The American Bear


Eric Schneiderman: Hero or Goat? | Robert Kuttner

Schneiderman turns out to have a lot of leverage. Although the outlines of a narrow deal on the legal problems of mortgage servicers have been leaked, Schneiderman has not yet signed off on the deal. As noted, he has already gotten major concessions. The deal will only address the relatively narrow (but outrageous) abuse of robo-signing, and nothing in it will provide release from criminal prosecutions. Other details are still being negotiated. It is likely that Schneiderman will not give his final assent until he receives assurances on who will really be in charge of these broader investigations and with what level of resources.

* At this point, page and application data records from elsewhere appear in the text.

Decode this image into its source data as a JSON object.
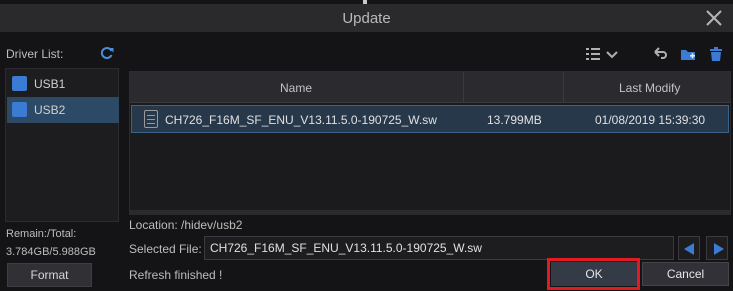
{
  "dialog": {
    "title": "Update"
  },
  "sidebar": {
    "driver_list_label": "Driver List:",
    "drives": [
      {
        "label": "USB1",
        "selected": false
      },
      {
        "label": "USB2",
        "selected": true
      }
    ],
    "remain_total_label": "Remain:/Total:",
    "remain_total_value": "3.784GB/5.988GB",
    "format_label": "Format"
  },
  "toolbar": {
    "icons": [
      "list-view-icon",
      "chevron-down-icon",
      "back-icon",
      "new-folder-icon",
      "delete-icon"
    ]
  },
  "table": {
    "columns": [
      "Name",
      "",
      "Last Modify"
    ],
    "rows": [
      {
        "name": "CH726_F16M_SF_ENU_V13.11.5.0-190725_W.sw",
        "size": "13.799MB",
        "modified": "01/08/2019 15:39:30"
      }
    ]
  },
  "footer": {
    "location": "Location: /hidev/usb2",
    "selected_file_label": "Selected File:",
    "selected_file_value": "CH726_F16M_SF_ENU_V13.11.5.0-190725_W.sw",
    "status": "Refresh finished !",
    "ok_label": "OK",
    "cancel_label": "Cancel"
  },
  "colors": {
    "accent": "#3b7bd4",
    "highlight": "#e01b24",
    "selected_row": "#27384a"
  }
}
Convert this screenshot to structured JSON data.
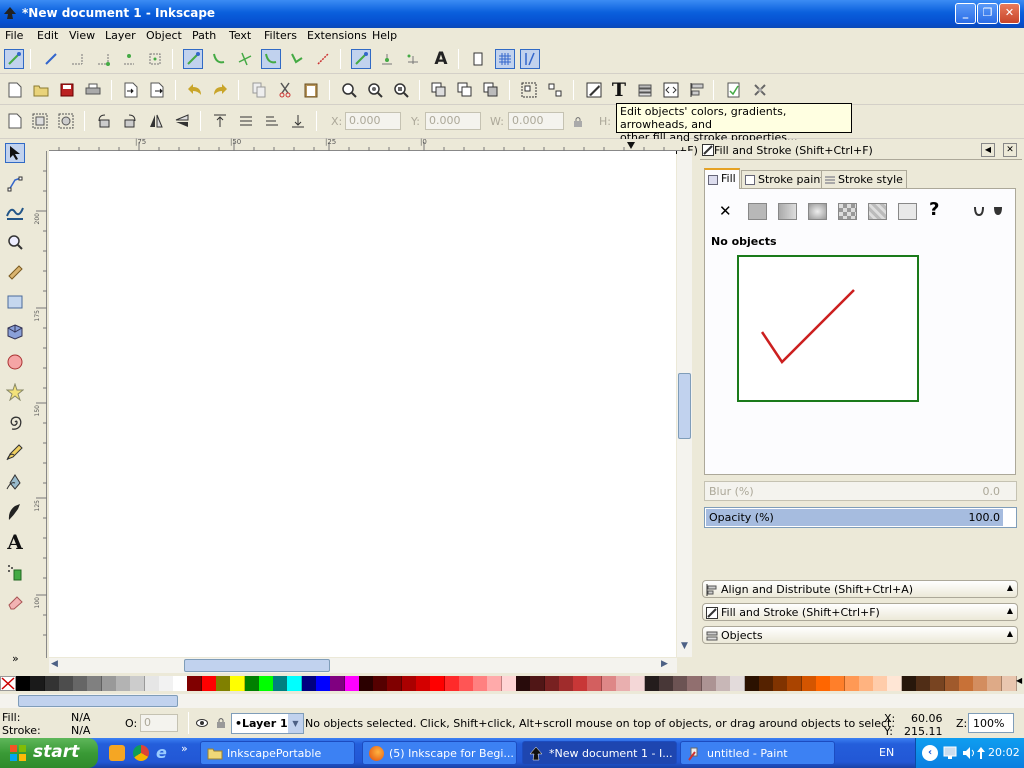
{
  "window": {
    "title": "*New document 1 - Inkscape",
    "buttons": {
      "minimize": "_",
      "maximize": "❐",
      "close": "✕"
    }
  },
  "menu": [
    "File",
    "Edit",
    "View",
    "Layer",
    "Object",
    "Path",
    "Text",
    "Filters",
    "Extensions",
    "Help"
  ],
  "tool_controls": {
    "x_label": "X:",
    "x_value": "0.000",
    "y_label": "Y:",
    "y_value": "0.000",
    "w_label": "W:",
    "w_value": "0.000",
    "h_label": "H:"
  },
  "tooltip": {
    "line1": "Edit objects' colors, gradients, arrowheads, and",
    "line2": "other fill and stroke properties... (Shift+Ctrl+F)"
  },
  "rulers": {
    "horizontal_ticks": [
      "|75",
      "|50",
      "|25",
      "|0"
    ],
    "vertical_ticks": [
      "200",
      "175",
      "150",
      "125",
      "100"
    ]
  },
  "dock": {
    "panel_title": "Fill and Stroke (Shift+Ctrl+F)",
    "tabs": [
      "Fill",
      "Stroke paint",
      "Stroke style"
    ],
    "paint_buttons": [
      "✕",
      "?"
    ],
    "status": "No objects",
    "blur_label": "Blur (%)",
    "blur_value": "0.0",
    "opacity_label": "Opacity (%)",
    "opacity_value": "100.0",
    "collapsed_panels": [
      "Align and Distribute (Shift+Ctrl+A)",
      "Fill and Stroke (Shift+Ctrl+F)",
      "Objects"
    ]
  },
  "statusbar": {
    "fill_label": "Fill:",
    "fill_value": "N/A",
    "stroke_label": "Stroke:",
    "stroke_value": "N/A",
    "opacity_label": "O:",
    "opacity_value": "0",
    "layer": "•Layer 1",
    "message": "No objects selected. Click, Shift+click, Alt+scroll mouse on top of objects, or drag around objects to select.",
    "x_label": "X:",
    "x_value": "60.06",
    "y_label": "Y:",
    "y_value": "215.11",
    "zoom_label": "Z:",
    "zoom_value": "100%"
  },
  "taskbar": {
    "start": "start",
    "tasks": [
      "InkscapePortable",
      "(5) Inkscape for Begi...",
      "*New document 1 - I...",
      "untitled - Paint"
    ],
    "language": "EN",
    "clock": "20:02"
  },
  "colors": {
    "checkmark": "#cc1f1f",
    "preview_border": "#1a7a1a",
    "highlight_box": "#e0141e",
    "xp_blue": "#0a5fdc"
  },
  "palette": [
    "#000000",
    "#1a1a1a",
    "#333333",
    "#4d4d4d",
    "#666666",
    "#808080",
    "#999999",
    "#b3b3b3",
    "#cccccc",
    "#e6e6e6",
    "#f2f2f2",
    "#ffffff",
    "#800000",
    "#ff0000",
    "#808000",
    "#ffff00",
    "#008000",
    "#00ff00",
    "#008080",
    "#00ffff",
    "#000080",
    "#0000ff",
    "#800080",
    "#ff00ff",
    "#2b0000",
    "#550000",
    "#800000",
    "#aa0000",
    "#d40000",
    "#ff0000",
    "#ff2a2a",
    "#ff5555",
    "#ff8080",
    "#ffaaaa",
    "#ffd5d5",
    "#280b0b",
    "#501616",
    "#782121",
    "#a02c2c",
    "#c83737",
    "#d35f5f",
    "#de8787",
    "#e9afaf",
    "#f4d7d7",
    "#241c1c",
    "#483737",
    "#6c5353",
    "#916f6f",
    "#ac9393",
    "#c8b7b7",
    "#e3dbdb",
    "#2b1100",
    "#552200",
    "#803300",
    "#aa4400",
    "#d45500",
    "#ff6600",
    "#ff7f2a",
    "#ff9955",
    "#ffb380",
    "#ffccaa",
    "#ffe6d5",
    "#28170b",
    "#502d16",
    "#784421",
    "#a05a2c",
    "#c87137",
    "#d38d5f",
    "#deaa87",
    "#e9c6af"
  ]
}
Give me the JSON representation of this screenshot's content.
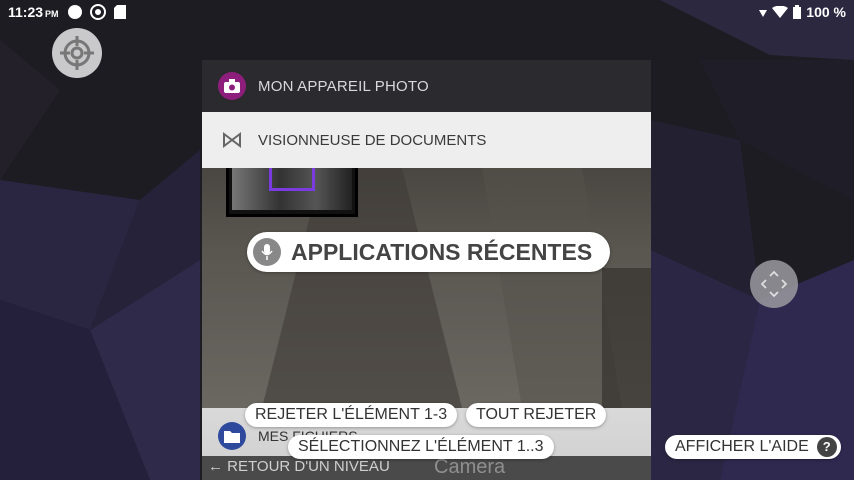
{
  "status_bar": {
    "time": "11:23",
    "ampm": "PM",
    "battery": "100 %"
  },
  "recents": {
    "camera_card_title": "MON APPAREIL PHOTO",
    "docs_card_title": "VISIONNEUSE DE DOCUMENTS",
    "files_card_title": "MES FICHIERS",
    "back_level": "← RETOUR D'UN NIVEAU",
    "camera_label": "Camera"
  },
  "voice": {
    "recent_apps": "APPLICATIONS RÉCENTES",
    "reject_item": "REJETER L'ÉLÉMENT 1-3",
    "reject_all": "TOUT REJETER",
    "select_item": "SÉLECTIONNEZ L'ÉLÉMENT 1..3",
    "show_help": "AFFICHER L'AIDE",
    "help_symbol": "?"
  },
  "icons": {
    "camera_app": "camera-icon",
    "docs_app": "document-viewer-icon",
    "files_app": "folder-icon",
    "mic": "mic-icon",
    "target": "crosshair-icon",
    "dpad": "dpad-icon"
  },
  "colors": {
    "camera_accent": "#8e1e7b",
    "files_accent": "#2f4a9c",
    "selection_frame": "#7a3be0"
  }
}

The other main reason Schneiderman joined: The New York A.G. may have plenty of legal authority, but what he does not have is sufficient ground troops. In a scandal like this one, where the frauds and criminal misrepresentations are buried in millions of documents, it takes very major investigative resources, of the sort that the FBI, the IRS, the SEC, and the force of postal inspectors have, and the New York A.G. simply doesn’t. Something like a thousand Federal investigators and prosecutors brought crooks to justice in the savings and loan scandals of the late 1980s. Though the numbers of people attached to the task so far are small — Holder has announced a total of 55 attorneys and investigators to be assigned to the new working group — we will soon find out whether enough people will be assigned to confirm to Schneiderman that this is a serious effort.

If not, we can expect him and the other progressive AGs to walk. And that is Schneiderman’s other main source of leverage. In the jockeying for control, you might think that the odds overwhelmingly favor the insiders like Holder and Khazumi. But a high-profile criminal investigation that fizzled, with Schneiderman walking away, would be a massive political setback to the White House, more massive even than alienating some Wall Street campaign donors.

It would take a lot of guts for a Democratic attorney general to walk away from a presidentially created process in an election year. But if Schneiderman and the other progressive A.G.s conclude they are being rolled, they will walk and then do the best they can with the resources they have. [read]